> [EXERCISE DETAILS] The job is to output each record exactly as it stands, pictures excluded.

((

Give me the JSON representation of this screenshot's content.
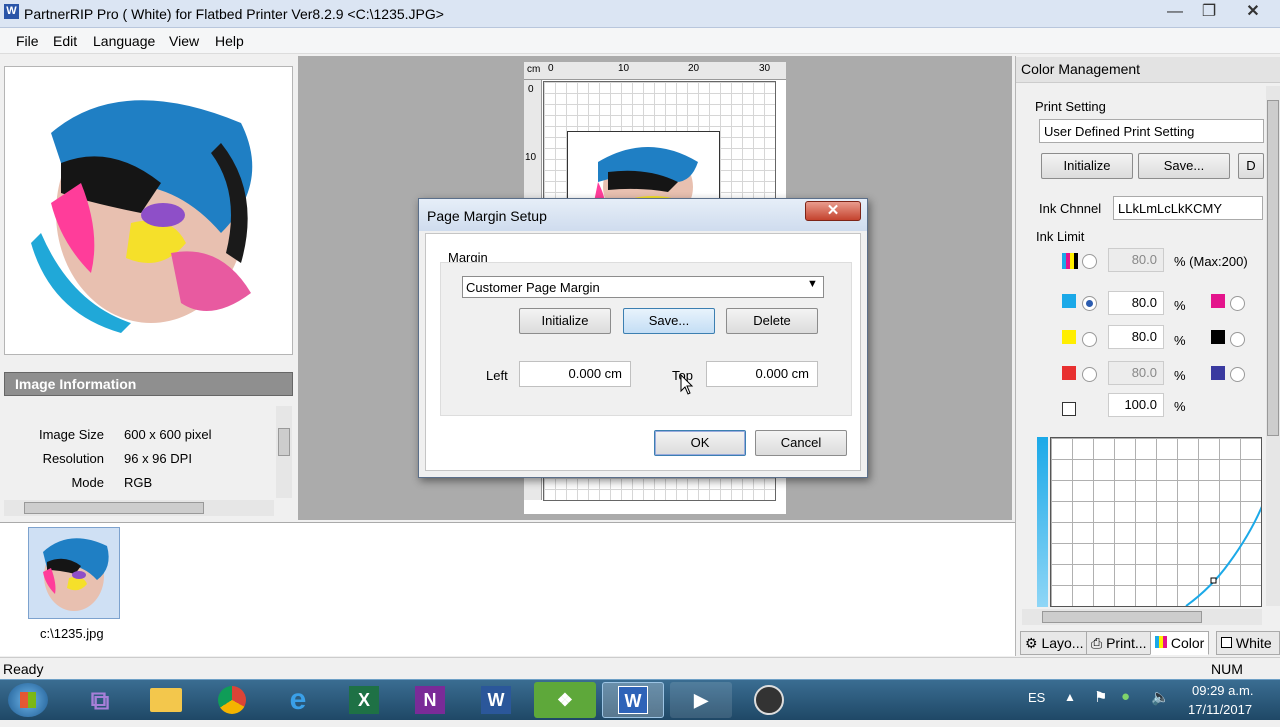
{
  "window": {
    "app_icon": "W",
    "title": "PartnerRIP Pro ( White) for Flatbed Printer Ver8.2.9 <C:\\1235.JPG>",
    "min_icon": "minimize-icon",
    "max_icon": "maximize-icon",
    "close_icon": "close-icon"
  },
  "menu": [
    "File",
    "Edit",
    "Language",
    "View",
    "Help"
  ],
  "left_panel": {
    "info_header": "Image Information",
    "rows": [
      {
        "label": "Image Size",
        "value": "600 x 600 pixel"
      },
      {
        "label": "Resolution",
        "value": "96 x 96 DPI"
      },
      {
        "label": "Mode",
        "value": "RGB"
      }
    ]
  },
  "canvas": {
    "ruler_unit": "cm",
    "ruler_top": [
      "0",
      "10",
      "20",
      "30"
    ],
    "ruler_left": [
      "0",
      "10"
    ]
  },
  "dialog": {
    "title": "Page Margin Setup",
    "group_label": "Margin",
    "preset": "Customer Page Margin",
    "initialize": "Initialize",
    "save": "Save...",
    "delete": "Delete",
    "left_label": "Left",
    "left_value": "0.000 cm",
    "top_label": "Top",
    "top_value": "0.000 cm",
    "ok": "OK",
    "cancel": "Cancel"
  },
  "right_panel": {
    "header": "Color Management",
    "print_setting_label": "Print Setting",
    "print_setting_value": "User Defined Print Setting",
    "initialize": "Initialize",
    "save": "Save...",
    "third_button": "D",
    "ink_channel_label": "Ink Chnnel",
    "ink_channel_value": "LLkLmLcLkKCMY",
    "ink_limit_label": "Ink Limit",
    "total_value": "80.0",
    "total_unit": "% (Max:200)",
    "inks": [
      {
        "color": "#1ba9e8",
        "value": "80.0",
        "unit": "%",
        "selected": true,
        "disabled": false
      },
      {
        "color": "#ffee00",
        "value": "80.0",
        "unit": "%",
        "selected": false,
        "disabled": false
      },
      {
        "color": "#e83030",
        "value": "80.0",
        "unit": "%",
        "selected": false,
        "disabled": true
      },
      {
        "color": "#ffffff",
        "value": "100.0",
        "unit": "%",
        "selected": false,
        "disabled": false
      }
    ],
    "inks_right": [
      "#e4148c",
      "#000000",
      "#3a3aa0"
    ]
  },
  "thumbnail": {
    "caption": "c:\\1235.jpg"
  },
  "tabs": [
    {
      "label": "Layo...",
      "icon": "layout-icon"
    },
    {
      "label": "Print...",
      "icon": "printer-icon"
    },
    {
      "label": "Color",
      "icon": "color-bars-icon"
    },
    {
      "label": "White",
      "icon": "white-box-icon"
    }
  ],
  "status": {
    "left": "Ready",
    "right": "NUM"
  },
  "taskbar": {
    "lang": "ES",
    "time": "09:29 a.m.",
    "date": "17/11/2017"
  }
}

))

> [TASK RESULT]
Give me the JSON representation of this screenshot's content.
{
  "window": {
    "app_icon": "W",
    "title": "PartnerRIP Pro ( White) for Flatbed Printer Ver8.2.9 <C:\\1235.JPG>",
    "min_icon": "minimize-icon",
    "max_icon": "maximize-icon",
    "close_icon": "close-icon"
  },
  "menu": [
    "File",
    "Edit",
    "Language",
    "View",
    "Help"
  ],
  "left_panel": {
    "info_header": "Image Information",
    "rows": [
      {
        "label": "Image Size",
        "value": "600 x 600 pixel"
      },
      {
        "label": "Resolution",
        "value": "96 x 96 DPI"
      },
      {
        "label": "Mode",
        "value": "RGB"
      }
    ]
  },
  "canvas": {
    "ruler_unit": "cm",
    "ruler_top": [
      "0",
      "10",
      "20",
      "30"
    ],
    "ruler_left": [
      "0",
      "10"
    ]
  },
  "dialog": {
    "title": "Page Margin Setup",
    "group_label": "Margin",
    "preset": "Customer Page Margin",
    "initialize": "Initialize",
    "save": "Save...",
    "delete": "Delete",
    "left_label": "Left",
    "left_value": "0.000 cm",
    "top_label": "Top",
    "top_value": "0.000 cm",
    "ok": "OK",
    "cancel": "Cancel"
  },
  "right_panel": {
    "header": "Color Management",
    "print_setting_label": "Print Setting",
    "print_setting_value": "User Defined Print Setting",
    "initialize": "Initialize",
    "save": "Save...",
    "third_button": "D",
    "ink_channel_label": "Ink Chnnel",
    "ink_channel_value": "LLkLmLcLkKCMY",
    "ink_limit_label": "Ink Limit",
    "total_value": "80.0",
    "total_unit": "% (Max:200)",
    "inks": [
      {
        "color": "#1ba9e8",
        "value": "80.0",
        "unit": "%",
        "selected": true,
        "disabled": false
      },
      {
        "color": "#ffee00",
        "value": "80.0",
        "unit": "%",
        "selected": false,
        "disabled": false
      },
      {
        "color": "#e83030",
        "value": "80.0",
        "unit": "%",
        "selected": false,
        "disabled": true
      },
      {
        "color": "#ffffff",
        "value": "100.0",
        "unit": "%",
        "selected": false,
        "disabled": false
      }
    ],
    "inks_right": [
      "#e4148c",
      "#000000",
      "#3a3aa0"
    ]
  },
  "thumbnail": {
    "caption": "c:\\1235.jpg"
  },
  "tabs": [
    {
      "label": "Layo...",
      "icon": "layout-icon"
    },
    {
      "label": "Print...",
      "icon": "printer-icon"
    },
    {
      "label": "Color",
      "icon": "color-bars-icon"
    },
    {
      "label": "White",
      "icon": "white-box-icon"
    }
  ],
  "status": {
    "left": "Ready",
    "right": "NUM"
  },
  "taskbar": {
    "lang": "ES",
    "time": "09:29 a.m.",
    "date": "17/11/2017"
  }
}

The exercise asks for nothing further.